One of the more surreal moments at this week's Computex show in Taipei must have been a chat during which Microsoft's OEM boss laid down the law. Steve Guggenheimer, a friend of long standing, told the crowd that netbooks don’t really exist.
If anybody can pull this off, he's the guy. A much-traveled and well-liked Microsoft exec, Guggs now has the job of protecting Microsoft's longest-lived cash cow, the revenue it gets from selling operating systems to hardware vendors for delivery with new PCs.
Microsoft has been toying with how to charge for Windows 7 on netbooks in a way that protects the Golden Goose (Windows hardware sales) without killing the newest brood of Goslings (netbooks).
As much as Microsoft wants more netbook revenue--as close to "real notebook" OS prices as it can get--it can't risk putting too much of a crimp in netbook sales by raising the reported $15-a-machine it gets for Windows XP.
Increase the price for Windows netbooks very much and Microsoft potentially gives an unintended push to non-Windows netbooks, meaning Android more than Linux.
What's a Microsoft lifer supposed to do? Give a speech!
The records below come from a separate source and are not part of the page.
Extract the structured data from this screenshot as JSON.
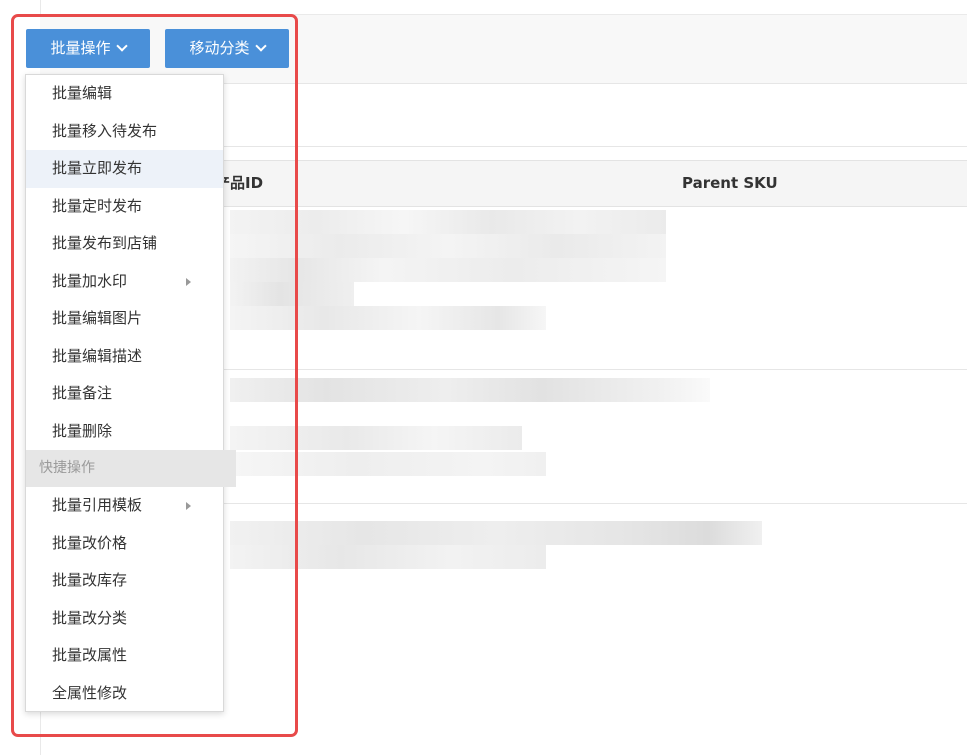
{
  "toolbar": {
    "batch_button": "批量操作",
    "move_button": "移动分类"
  },
  "table": {
    "headers": [
      "产品ID",
      "Parent SKU"
    ]
  },
  "batch_menu": {
    "items": [
      {
        "label": "批量编辑",
        "submenu": false
      },
      {
        "label": "批量移入待发布",
        "submenu": false
      },
      {
        "label": "批量立即发布",
        "submenu": false,
        "hovered": true
      },
      {
        "label": "批量定时发布",
        "submenu": false
      },
      {
        "label": "批量发布到店铺",
        "submenu": false
      },
      {
        "label": "批量加水印",
        "submenu": true
      },
      {
        "label": "批量编辑图片",
        "submenu": false
      },
      {
        "label": "批量编辑描述",
        "submenu": false
      },
      {
        "label": "批量备注",
        "submenu": false
      },
      {
        "label": "批量删除",
        "submenu": false
      }
    ],
    "group_label": "快捷操作",
    "quick_items": [
      {
        "label": "批量引用模板",
        "submenu": true
      },
      {
        "label": "批量改价格",
        "submenu": false
      },
      {
        "label": "批量改库存",
        "submenu": false
      },
      {
        "label": "批量改分类",
        "submenu": false
      },
      {
        "label": "批量改属性",
        "submenu": false
      },
      {
        "label": "全属性修改",
        "submenu": false
      }
    ]
  },
  "colors": {
    "button_bg": "#4a90d9",
    "highlight_frame": "#e84a4a",
    "hover_bg": "#edf2f9"
  }
}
And as for its content, there are two ways things can go:
A) He's right, of course. These "low-cost small notebook PC" devices, to use Gugg's catchy phrase, do much more than just surf the Internet and check e-mail. Which is true, as the machines, originally touted as a handy way to do simple tasks, have been discovered to be fully capable little PCs.
B) He's also wrong, of course. These "netbooks" have a catchy name that does, in fact, spotlight a really good reason for their existence: to allow the user to make use of Wi-Fi and other Internet access more easily and from more places. That netbooks also do other things should be presumed, after all they are really just low cost small notebook PC devices, right?
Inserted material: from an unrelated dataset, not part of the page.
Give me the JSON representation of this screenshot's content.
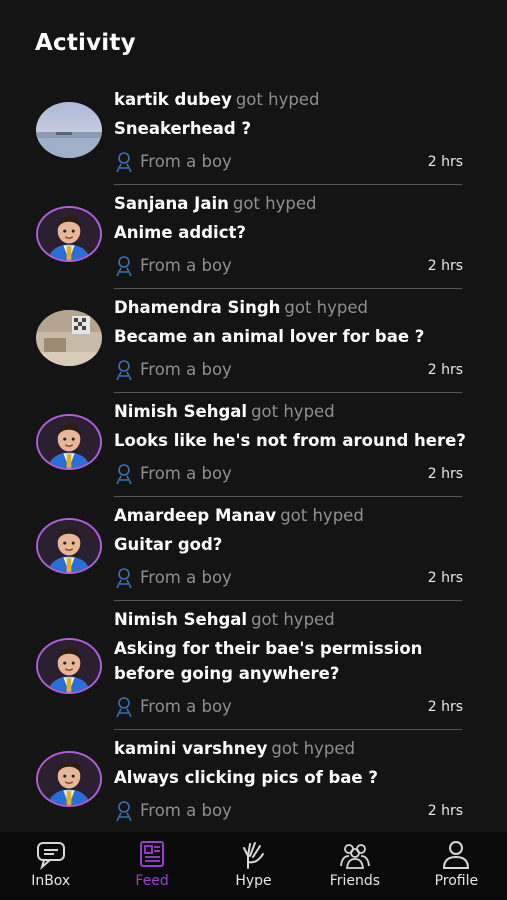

If Microsoft really wants the term "netbook" to go away--it was Intel's term, after all--we need something catchier than "low-cost small notebook PC" as a new term of endearment for these dwarf marvels.
It looks like Microsoft wants to redefine a low-end netbook that gets the full OS discount, while creating a higher-end netbook niche that can carry a larger burden of OS cost without driving away customers. Processor speeds are one way to do this that Microsoft has supposedly been considering.
This will be a moving target, of course, as netbooks prove that older technology, at least in terms of processor speeds, is still plenty for many, even most users. Netbooks, will get faster and more powerful, regardless of what's convenient for Microsoft's financial model.
In the end, Microsoft may find it better to define what a "low cost small notebook PC" is based on price, not processor. Machines that retail for less than $400 get the OS for less, while machines over $400 pay more. Or maybe just charge a flat percentage and get it over with, across the board.
Then there will really be a Microsoft tax.
As for names, Guggs needs to send "low cost small notebook PC" to the dustbin of bad six-letter acronyms. But, there's hope for something catchy: He just needs consult the folks who named Microsoft's search engine "Bing."
Think of what they could do to netbooks!
In Microsoft's universe, netbooks could get a name that sounds sort of Bing-ish. A subtle reminder for people to use Bing on their new machines. Synergy, at last!
Yes! Microsoft could call them Bongs, thus allowing customers to Bing on their Bongs!
Yes, I understand the name is already in use, but there seems to be nothing that Microsoft thinks a $100 million ad campaign can't fix. Maybe they've been working on Bong already?
David Coursey uses Bing, and doesn’t own a Bong. He tweets as dcoursey and can be contacted through www.coursey.com/contact.